One will then wonder as to what if anything does the Government of Liberia spent the proceeds from its stolen diamond and other money on? The answer is all too easy to find. In a sea of poverty, Taylor and his praise singers amass personal fortunes, buy arms and ammunitions, helicopters and other military aircraft, hire mercenaries and other foreign trainers in the prosecution of their ill-conceived agenda of sub-regional destabilization and the archaic utopia of a continental revolution according to brother Gadaffi. For them, meeting the real needs of the people is surpassed by the raw quest for personal power. This is the status quo in Taylor's Liberia. How then can anyone honestly argue that the imposition of sanction, which seeks to rob Taylor of his ability to survive making wars will only, hurt the people of Liberia? Can anyone actually suffer from the withdrawal of something he did not derive benefit from in the first place? Perhaps Salim will answer in the affirmative. But I beg to differ; and the burden of proof is on him to make his case. Maybe the OAU Secretary-general should have taken a little time off in Monrovia to have his blood pressure checked at the J.F.K. Medical Center. There he would have come face-to-face with the supposed blessings that our people derive from the sale of Taylor's blood diamond and other resources.

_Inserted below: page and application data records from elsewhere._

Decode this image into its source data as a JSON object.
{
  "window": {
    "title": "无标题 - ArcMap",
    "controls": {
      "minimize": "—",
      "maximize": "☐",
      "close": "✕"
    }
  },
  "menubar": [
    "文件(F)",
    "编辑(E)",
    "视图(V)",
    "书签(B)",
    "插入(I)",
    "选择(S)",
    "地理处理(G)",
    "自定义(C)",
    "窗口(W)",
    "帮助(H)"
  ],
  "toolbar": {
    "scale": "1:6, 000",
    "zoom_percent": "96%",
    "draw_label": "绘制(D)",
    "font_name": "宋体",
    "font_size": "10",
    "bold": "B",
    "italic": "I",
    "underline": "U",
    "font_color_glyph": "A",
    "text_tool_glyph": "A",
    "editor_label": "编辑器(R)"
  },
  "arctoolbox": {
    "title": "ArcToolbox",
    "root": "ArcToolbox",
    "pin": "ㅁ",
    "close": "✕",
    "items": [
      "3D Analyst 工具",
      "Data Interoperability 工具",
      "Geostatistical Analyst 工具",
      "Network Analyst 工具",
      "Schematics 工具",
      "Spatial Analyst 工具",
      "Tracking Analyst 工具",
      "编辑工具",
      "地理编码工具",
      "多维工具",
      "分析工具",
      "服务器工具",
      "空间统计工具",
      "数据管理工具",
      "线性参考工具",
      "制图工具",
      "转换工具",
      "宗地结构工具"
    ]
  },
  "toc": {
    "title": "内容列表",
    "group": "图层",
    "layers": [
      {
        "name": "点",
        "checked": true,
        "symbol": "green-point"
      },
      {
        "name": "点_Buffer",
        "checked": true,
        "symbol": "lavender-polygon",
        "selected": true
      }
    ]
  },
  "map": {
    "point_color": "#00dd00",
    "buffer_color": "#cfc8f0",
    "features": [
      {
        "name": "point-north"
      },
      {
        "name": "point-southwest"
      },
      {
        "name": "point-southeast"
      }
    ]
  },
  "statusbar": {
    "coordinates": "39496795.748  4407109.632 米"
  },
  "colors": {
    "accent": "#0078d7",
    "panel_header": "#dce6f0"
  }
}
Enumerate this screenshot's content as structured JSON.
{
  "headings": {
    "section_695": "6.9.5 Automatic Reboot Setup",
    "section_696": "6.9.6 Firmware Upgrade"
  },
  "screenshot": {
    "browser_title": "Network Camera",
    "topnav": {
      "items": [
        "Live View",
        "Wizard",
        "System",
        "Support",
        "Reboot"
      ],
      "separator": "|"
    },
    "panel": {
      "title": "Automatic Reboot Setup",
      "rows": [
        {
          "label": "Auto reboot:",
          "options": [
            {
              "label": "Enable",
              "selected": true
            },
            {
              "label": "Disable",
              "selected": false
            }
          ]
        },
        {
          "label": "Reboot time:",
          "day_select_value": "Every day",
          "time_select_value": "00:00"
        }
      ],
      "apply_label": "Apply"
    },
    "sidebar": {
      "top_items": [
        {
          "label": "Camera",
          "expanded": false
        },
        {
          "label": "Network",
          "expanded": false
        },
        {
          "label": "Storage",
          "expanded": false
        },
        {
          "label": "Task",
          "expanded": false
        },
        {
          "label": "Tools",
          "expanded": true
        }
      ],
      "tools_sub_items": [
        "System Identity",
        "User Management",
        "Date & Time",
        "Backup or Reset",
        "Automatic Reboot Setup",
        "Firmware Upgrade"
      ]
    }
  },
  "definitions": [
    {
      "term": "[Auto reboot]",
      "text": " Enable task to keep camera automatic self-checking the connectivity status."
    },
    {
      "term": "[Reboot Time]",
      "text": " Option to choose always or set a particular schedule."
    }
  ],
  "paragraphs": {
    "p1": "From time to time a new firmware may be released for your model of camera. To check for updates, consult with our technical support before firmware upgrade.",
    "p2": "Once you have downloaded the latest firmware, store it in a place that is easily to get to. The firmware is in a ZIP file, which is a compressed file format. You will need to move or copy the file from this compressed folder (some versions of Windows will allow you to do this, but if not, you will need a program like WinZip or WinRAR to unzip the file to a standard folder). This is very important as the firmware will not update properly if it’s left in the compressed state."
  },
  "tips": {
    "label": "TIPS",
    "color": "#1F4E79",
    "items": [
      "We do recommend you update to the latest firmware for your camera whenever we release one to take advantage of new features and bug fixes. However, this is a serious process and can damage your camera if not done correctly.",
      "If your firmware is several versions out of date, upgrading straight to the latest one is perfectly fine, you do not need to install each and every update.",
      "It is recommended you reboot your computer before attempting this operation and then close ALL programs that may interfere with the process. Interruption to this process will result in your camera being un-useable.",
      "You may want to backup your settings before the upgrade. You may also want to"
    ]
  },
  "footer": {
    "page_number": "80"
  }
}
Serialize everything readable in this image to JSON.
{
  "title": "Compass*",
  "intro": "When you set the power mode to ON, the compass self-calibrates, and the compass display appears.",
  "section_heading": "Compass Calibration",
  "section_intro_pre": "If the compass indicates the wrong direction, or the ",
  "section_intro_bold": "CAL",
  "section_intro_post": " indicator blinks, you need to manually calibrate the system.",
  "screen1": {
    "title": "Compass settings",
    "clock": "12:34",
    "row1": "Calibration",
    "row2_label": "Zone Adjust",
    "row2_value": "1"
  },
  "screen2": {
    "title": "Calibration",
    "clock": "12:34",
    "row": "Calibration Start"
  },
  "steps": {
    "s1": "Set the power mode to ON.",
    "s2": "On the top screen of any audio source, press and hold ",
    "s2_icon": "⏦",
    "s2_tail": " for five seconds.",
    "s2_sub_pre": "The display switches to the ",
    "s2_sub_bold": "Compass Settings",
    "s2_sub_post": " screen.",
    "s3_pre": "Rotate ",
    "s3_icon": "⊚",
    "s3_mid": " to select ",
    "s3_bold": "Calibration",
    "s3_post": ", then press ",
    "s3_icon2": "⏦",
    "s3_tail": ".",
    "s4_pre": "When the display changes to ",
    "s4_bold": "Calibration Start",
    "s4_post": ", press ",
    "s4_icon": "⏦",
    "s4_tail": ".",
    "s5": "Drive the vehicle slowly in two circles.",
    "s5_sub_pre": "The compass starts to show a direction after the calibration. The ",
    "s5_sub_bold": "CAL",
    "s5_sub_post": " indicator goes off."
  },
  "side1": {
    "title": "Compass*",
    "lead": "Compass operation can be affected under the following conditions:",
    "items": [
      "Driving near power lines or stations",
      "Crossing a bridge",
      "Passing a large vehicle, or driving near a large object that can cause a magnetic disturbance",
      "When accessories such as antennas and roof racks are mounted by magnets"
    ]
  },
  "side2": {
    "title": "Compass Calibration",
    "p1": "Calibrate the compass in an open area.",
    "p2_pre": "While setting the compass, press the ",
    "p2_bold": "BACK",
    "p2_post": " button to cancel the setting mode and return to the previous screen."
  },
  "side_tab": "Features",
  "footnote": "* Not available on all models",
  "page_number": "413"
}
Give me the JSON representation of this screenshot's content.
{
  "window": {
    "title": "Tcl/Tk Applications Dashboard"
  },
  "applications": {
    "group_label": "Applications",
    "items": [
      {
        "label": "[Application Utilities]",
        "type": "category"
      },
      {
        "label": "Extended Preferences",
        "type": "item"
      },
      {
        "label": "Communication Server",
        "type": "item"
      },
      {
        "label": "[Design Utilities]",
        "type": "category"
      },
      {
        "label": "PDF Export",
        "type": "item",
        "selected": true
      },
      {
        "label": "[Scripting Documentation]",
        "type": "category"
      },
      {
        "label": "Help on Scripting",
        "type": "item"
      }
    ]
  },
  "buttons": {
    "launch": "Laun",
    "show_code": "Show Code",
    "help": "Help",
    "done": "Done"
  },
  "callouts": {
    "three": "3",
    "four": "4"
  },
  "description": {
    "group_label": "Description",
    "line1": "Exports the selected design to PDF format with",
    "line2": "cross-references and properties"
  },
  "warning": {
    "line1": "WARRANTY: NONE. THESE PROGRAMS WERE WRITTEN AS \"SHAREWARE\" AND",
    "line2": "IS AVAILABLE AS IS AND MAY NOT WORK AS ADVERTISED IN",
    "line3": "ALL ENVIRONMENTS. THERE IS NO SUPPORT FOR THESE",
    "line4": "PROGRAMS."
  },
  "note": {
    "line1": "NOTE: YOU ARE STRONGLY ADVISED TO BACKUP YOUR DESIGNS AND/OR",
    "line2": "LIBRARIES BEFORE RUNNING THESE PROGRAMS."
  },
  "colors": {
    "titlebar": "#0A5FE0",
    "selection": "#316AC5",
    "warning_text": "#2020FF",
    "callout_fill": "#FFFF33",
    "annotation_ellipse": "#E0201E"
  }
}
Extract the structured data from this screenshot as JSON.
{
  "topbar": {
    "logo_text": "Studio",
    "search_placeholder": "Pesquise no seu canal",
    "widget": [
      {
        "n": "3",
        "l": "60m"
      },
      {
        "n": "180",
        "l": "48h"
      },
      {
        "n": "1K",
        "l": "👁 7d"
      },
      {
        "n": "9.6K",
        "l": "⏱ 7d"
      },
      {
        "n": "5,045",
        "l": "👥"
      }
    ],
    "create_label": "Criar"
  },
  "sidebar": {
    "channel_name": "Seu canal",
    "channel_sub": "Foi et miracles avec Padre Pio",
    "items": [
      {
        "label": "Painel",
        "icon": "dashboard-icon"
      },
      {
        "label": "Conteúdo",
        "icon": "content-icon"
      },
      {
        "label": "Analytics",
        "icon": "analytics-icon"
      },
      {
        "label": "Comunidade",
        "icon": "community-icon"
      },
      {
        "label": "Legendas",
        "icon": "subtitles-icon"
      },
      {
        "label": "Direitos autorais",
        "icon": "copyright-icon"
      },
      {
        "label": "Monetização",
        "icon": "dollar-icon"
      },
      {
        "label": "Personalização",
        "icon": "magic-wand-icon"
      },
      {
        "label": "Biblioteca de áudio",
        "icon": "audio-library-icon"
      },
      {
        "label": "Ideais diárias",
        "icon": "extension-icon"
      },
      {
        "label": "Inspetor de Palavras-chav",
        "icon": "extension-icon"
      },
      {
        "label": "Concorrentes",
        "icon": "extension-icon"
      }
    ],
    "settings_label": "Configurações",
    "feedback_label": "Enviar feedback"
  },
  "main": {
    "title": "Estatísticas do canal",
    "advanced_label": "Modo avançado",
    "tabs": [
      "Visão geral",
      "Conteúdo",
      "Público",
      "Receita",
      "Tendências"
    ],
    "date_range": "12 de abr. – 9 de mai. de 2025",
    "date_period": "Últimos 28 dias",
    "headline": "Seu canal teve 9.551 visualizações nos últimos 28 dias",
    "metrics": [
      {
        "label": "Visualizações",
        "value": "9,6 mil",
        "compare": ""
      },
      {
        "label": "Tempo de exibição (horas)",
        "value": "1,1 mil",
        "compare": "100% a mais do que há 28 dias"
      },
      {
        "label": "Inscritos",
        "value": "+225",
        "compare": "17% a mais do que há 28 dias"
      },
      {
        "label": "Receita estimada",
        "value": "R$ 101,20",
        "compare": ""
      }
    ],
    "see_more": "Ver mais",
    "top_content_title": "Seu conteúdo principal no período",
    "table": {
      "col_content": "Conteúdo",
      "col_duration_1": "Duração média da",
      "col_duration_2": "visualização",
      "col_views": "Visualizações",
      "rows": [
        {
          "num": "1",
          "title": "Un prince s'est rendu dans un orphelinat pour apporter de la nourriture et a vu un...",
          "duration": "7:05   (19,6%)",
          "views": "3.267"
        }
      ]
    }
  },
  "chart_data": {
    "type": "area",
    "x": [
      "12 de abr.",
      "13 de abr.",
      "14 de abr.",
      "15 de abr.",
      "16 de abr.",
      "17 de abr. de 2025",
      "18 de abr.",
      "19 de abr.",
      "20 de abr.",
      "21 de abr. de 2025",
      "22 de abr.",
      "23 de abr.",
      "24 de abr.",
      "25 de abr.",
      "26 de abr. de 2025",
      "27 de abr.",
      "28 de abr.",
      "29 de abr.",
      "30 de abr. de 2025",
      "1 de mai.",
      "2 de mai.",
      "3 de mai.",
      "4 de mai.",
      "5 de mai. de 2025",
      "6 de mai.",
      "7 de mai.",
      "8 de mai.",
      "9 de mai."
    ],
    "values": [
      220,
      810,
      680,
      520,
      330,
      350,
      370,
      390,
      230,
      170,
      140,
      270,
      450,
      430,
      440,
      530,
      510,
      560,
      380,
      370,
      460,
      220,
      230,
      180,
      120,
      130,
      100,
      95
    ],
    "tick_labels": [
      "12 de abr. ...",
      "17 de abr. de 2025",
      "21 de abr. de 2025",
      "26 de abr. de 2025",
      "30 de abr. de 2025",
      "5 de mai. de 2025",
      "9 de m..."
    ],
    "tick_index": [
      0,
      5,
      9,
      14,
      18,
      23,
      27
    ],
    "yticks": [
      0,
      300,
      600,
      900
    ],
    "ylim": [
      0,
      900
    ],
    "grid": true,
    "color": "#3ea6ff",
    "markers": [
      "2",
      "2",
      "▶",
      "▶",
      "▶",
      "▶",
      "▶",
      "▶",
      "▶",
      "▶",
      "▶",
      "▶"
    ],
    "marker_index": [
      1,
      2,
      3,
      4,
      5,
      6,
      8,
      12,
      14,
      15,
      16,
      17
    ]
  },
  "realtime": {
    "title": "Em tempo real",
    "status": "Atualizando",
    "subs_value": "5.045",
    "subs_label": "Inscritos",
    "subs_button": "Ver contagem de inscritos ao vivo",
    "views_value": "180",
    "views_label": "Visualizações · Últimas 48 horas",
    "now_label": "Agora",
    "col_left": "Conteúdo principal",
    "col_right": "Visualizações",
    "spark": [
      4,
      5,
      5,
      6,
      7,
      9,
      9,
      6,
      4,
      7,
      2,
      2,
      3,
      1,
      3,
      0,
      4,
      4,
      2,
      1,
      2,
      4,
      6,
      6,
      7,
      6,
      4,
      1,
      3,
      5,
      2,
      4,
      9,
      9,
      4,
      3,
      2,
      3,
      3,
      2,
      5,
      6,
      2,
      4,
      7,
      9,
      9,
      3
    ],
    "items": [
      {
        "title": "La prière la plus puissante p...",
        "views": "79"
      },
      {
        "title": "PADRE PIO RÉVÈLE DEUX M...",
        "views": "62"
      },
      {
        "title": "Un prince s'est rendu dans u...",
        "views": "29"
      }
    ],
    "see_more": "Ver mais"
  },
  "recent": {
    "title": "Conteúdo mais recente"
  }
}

These lame and self-serving arguments against sanctions are as old as the concept of sanction itself. Wasn't it the OAU that championed the imposition of sanctions against the apartheid regime in South Africa? Wasn't it some elements in the West that argued then that sanctions could only hurt the African population? What a deception, Salim? We are today playing witness to a great reversal. What a difference time makes?

The question of listening to and trusting Taylor, I do not wish to belabor. The litany of broken promises, failed peace accords and unfulfilled hopes is self-evident enough to convince anyone that listening to Taylor's baloney and trusting him is not a worthwhile undertaking. When it comes to deception and lies, Taylor is a repeat offender. To think otherwise is to demonstrate that Dr. Salim is tuned in to a totally different frequency than the rest of the world, and is reading from a different and obviously distorted page of history. What the Salims of the world fail to see is the image of a bigger picture. Like it or not, the truth is, what you have in Liberia is not a government in the true sense of the word. What exists instead is the full manifestation of a gang and a criminal enterprise led by a dangerous and out of control egomaniac that must be stopped.

These are the realities of which the OAU Boss should have taken due note. But I am not the least surprise that Salim Salim has not been following these facts. Being a moribund citadel, the OAU has been remarkably AWOL throughout the Taylor carnage that has engulfed Liberia and Sierra Leone. It took Nigeria initially to try stamping the madness. Then Britain, from across the Mediterranean, moved into the void to provide conscientious leadership. How then can Dr. Salim try to lecture us on the danger of a problem he and his organization have avoided for years? This is vanity, and vanity stinks. The world will, therefore, be advised not to reverse itself from its chosen course. I agree with Tom Kamara that the real catastrophe will be for the world to lend one more ear to this messenger of a clinically dead organization. In this case, salvation for democracy and humanity is paramount and takes precedence over narrow geographic proximity.

Through it all, we take consolation in the fact that when reality finally settles in, Dr. Salim, the longest serving Secretary General of the Pan-African body, which has the history of aligning more with African leaders than with the masses of Africans, will have learned ruefully the tragic truth of how not to parlay with a well-known and self-ordained pariah. And whatever (if any) lesson he learns will not be pleasant.